Let’s start with the case for planning
In my view, there are four key reasons why people in business still need it (whether it’s in their job title or not).
First, we’re all guilty of over-exaggerating the pace of change. Every generation does this. But as that wise old bird Bill Bernbach once said: “It took millions of years for man’s instincts to develop. It will take millions more for them to even vary. It is fashionable to talk about changing man. But a communicator must be concerned with unchanging man.” Put simply, it’s a cop-out to throw up your hands and say that things are moving too quickly to anticipate future needs.
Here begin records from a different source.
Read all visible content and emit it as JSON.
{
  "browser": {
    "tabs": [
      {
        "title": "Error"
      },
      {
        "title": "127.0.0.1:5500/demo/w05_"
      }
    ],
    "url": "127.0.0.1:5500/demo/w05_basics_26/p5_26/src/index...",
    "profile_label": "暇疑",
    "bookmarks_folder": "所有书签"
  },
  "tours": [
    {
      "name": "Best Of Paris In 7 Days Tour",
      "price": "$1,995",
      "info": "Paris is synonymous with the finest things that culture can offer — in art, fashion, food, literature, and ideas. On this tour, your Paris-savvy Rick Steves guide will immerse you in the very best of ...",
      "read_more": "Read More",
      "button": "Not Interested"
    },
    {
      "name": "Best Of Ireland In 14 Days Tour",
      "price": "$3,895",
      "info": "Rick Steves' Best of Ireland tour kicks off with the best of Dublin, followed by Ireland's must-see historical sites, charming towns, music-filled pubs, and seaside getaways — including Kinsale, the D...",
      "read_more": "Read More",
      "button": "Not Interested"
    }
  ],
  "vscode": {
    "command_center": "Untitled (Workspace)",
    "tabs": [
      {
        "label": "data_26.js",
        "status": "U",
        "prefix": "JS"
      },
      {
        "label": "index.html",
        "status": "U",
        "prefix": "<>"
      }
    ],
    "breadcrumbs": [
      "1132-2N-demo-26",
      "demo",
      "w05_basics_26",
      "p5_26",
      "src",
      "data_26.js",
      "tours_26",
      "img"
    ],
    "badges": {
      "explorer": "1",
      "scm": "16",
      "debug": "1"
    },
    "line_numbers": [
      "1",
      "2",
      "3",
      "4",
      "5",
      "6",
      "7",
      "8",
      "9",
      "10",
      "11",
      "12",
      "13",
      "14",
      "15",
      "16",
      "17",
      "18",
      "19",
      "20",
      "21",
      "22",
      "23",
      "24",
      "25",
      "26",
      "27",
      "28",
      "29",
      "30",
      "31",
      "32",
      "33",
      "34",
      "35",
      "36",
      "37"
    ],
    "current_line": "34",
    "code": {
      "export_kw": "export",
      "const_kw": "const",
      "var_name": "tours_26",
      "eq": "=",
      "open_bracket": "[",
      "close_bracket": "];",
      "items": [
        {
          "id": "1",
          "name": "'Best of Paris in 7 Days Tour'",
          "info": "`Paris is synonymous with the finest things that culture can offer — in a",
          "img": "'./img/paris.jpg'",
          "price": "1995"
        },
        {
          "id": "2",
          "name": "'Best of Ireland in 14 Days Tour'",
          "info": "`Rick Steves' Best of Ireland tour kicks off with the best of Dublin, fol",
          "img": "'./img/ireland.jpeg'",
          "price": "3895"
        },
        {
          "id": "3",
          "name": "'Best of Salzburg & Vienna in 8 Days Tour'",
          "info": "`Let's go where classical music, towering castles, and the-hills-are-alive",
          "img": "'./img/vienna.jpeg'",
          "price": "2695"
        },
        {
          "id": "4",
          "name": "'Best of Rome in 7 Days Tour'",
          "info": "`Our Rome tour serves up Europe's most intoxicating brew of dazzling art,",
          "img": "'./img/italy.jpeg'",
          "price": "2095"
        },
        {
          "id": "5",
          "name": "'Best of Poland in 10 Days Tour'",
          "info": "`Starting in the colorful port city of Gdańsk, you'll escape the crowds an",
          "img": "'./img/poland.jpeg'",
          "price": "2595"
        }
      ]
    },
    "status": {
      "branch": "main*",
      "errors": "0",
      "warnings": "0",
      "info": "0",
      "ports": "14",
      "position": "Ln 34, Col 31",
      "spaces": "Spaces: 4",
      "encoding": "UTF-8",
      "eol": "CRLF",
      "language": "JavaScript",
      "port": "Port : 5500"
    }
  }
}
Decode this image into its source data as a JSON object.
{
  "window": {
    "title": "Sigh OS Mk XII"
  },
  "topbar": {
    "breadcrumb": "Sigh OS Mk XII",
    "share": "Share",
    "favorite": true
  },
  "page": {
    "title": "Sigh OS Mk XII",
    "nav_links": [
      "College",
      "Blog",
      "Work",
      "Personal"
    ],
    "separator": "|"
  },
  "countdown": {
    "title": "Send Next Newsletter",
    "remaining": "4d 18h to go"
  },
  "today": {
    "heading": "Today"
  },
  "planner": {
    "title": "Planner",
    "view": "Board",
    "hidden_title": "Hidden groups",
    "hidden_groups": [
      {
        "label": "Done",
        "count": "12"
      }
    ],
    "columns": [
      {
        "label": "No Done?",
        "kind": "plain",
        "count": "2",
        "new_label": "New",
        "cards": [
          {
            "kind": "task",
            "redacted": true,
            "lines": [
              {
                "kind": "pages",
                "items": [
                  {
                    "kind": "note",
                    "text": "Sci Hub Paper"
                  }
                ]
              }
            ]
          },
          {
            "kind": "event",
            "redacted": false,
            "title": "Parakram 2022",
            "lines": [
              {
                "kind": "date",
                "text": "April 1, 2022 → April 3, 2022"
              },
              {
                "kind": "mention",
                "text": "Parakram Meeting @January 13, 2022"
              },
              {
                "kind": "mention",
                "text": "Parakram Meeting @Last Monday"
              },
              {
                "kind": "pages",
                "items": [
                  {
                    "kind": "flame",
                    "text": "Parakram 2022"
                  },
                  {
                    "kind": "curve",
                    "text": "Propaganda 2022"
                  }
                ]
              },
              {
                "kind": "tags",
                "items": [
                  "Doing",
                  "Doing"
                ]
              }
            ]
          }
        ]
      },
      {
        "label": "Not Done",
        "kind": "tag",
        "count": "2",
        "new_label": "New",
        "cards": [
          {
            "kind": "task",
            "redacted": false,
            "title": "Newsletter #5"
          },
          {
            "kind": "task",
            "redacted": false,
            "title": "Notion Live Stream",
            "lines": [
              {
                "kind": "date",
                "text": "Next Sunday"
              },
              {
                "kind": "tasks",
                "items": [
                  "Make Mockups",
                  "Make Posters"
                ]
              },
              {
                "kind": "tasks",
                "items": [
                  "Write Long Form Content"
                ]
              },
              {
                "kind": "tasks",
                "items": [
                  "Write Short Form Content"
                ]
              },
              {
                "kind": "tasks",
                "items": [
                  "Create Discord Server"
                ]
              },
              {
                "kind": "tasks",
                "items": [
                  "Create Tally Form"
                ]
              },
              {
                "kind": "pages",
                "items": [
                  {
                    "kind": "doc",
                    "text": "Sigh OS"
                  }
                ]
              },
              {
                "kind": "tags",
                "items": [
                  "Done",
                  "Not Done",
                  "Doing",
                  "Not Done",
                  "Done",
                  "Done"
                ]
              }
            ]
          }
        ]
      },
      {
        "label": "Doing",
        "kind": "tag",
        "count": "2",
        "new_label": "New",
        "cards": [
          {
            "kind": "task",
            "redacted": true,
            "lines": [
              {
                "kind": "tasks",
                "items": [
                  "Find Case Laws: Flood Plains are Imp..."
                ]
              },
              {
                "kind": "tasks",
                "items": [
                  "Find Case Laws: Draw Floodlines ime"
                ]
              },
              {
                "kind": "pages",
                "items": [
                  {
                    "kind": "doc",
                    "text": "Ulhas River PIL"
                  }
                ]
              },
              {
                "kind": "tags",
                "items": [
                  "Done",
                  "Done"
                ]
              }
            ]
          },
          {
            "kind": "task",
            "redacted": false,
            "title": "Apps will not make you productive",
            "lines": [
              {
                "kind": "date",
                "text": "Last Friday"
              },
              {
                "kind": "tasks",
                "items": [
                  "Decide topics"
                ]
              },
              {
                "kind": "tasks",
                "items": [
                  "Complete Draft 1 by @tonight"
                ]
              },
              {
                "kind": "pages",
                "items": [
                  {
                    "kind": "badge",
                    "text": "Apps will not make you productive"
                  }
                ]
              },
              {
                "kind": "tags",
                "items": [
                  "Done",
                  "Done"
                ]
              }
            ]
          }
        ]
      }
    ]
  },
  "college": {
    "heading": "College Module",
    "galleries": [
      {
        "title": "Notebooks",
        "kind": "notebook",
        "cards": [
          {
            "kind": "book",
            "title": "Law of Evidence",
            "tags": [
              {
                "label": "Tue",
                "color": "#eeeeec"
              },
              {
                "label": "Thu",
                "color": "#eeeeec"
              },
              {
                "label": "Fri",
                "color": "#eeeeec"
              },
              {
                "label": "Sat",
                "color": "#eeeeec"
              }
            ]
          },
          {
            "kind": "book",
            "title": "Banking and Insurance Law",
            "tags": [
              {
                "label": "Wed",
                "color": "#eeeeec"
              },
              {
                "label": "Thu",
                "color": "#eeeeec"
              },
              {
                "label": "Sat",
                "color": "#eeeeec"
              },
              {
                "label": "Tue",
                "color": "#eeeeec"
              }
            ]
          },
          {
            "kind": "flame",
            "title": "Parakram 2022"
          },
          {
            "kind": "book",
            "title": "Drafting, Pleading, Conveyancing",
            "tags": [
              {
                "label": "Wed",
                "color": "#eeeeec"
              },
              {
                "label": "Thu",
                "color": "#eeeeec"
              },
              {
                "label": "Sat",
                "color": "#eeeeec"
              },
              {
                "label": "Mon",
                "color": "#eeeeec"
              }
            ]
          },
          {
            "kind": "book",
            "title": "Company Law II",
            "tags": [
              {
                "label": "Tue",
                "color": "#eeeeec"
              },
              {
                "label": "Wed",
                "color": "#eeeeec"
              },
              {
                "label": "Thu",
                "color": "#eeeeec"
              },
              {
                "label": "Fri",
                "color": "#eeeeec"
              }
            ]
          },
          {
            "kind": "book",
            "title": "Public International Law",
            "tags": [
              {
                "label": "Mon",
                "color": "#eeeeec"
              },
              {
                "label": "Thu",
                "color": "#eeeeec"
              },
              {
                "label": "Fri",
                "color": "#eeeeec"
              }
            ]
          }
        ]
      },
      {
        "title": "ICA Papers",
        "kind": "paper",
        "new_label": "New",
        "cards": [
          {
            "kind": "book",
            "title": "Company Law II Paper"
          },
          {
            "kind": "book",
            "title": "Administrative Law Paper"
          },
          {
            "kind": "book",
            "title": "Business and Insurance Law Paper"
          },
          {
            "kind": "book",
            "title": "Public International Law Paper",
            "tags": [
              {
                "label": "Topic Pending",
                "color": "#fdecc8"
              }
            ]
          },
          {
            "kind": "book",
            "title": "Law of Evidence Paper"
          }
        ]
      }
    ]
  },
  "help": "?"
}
You need to stay focused on the bigger human drivers and use them to form a long-term strategic plan (with tactical plans within that).
Second, last time I looked, businesses have lead times. Sure they may be getting shorter, but things don’t usually happen overnight. So just rocking up and hoping that you’ll be able to improvise in the moment doesn’t work. Most significant actions require weeks or months of planning. True business transformation typically takes years. Not scoping out the necessary actions and lead times for change is the equivalent of not revising for a big exam. Even with all the talent in the world, you won’t be able to cram in all the necessary work on the day. By the time you step into the room and have your brainwave, you will already have failed.
Third, business is a team sport. Even if you’re a sole trader (which I suspect most of you reading this are not), you will have partners, customers, suppliers and other stakeholders who need to know what you’re about. For larger organisations, the need is even more pressing because you will have employees to galvanise. You may be able to make it up as you go along, but this will be deeply unsettling for everyone else around you. Make a plan, then share it.
Finally, having a great plan paradoxically makes it much easier to do stuff that is unplanned. Maybe this is the real clincher for those delicate souls who feel constrained by any sense of forward thinking. It is precisely when you have your brand worked out, you know your tone of voice instinctively and you’ve sketched out your trajectory for the next couple of years that you will have the time and confidence to react to the unexpected. Whereas if you’re continually busking it, any attempts to seize the moment will feel disjointed, opportunistic and fake.
That’s the caveat, I suppose. Plans these days can’t be set in stone, they have to have some wiggle room to allow for future uncertainty. But that’s quite different from ripping them up altogether!
The legendary record producer Quincy Jones has got a great mantra to cover this
He’s very meticulous in his planning. In fact, he’s quite mathematical in his approach, a great believer in the science of music and the elements that go into a great track. But as part of this process, he ring-fences 20-30% of his time for serendipity to work its unplanned magic. Or, as the sign on his studio wall puts it: “Let the Lord walk through the room.”
I love this phrase. I think that all too often, marketing processes are designed to keep the Lord firmly locked out of the room. But I wouldn’t go to the other extreme and let any old person walk through any old place, any time they wanted.
Hmmm. Not sure I’ve thought that metaphor through properly. Told you it pays to plan stuff.
Featured image: Quincy Jones archive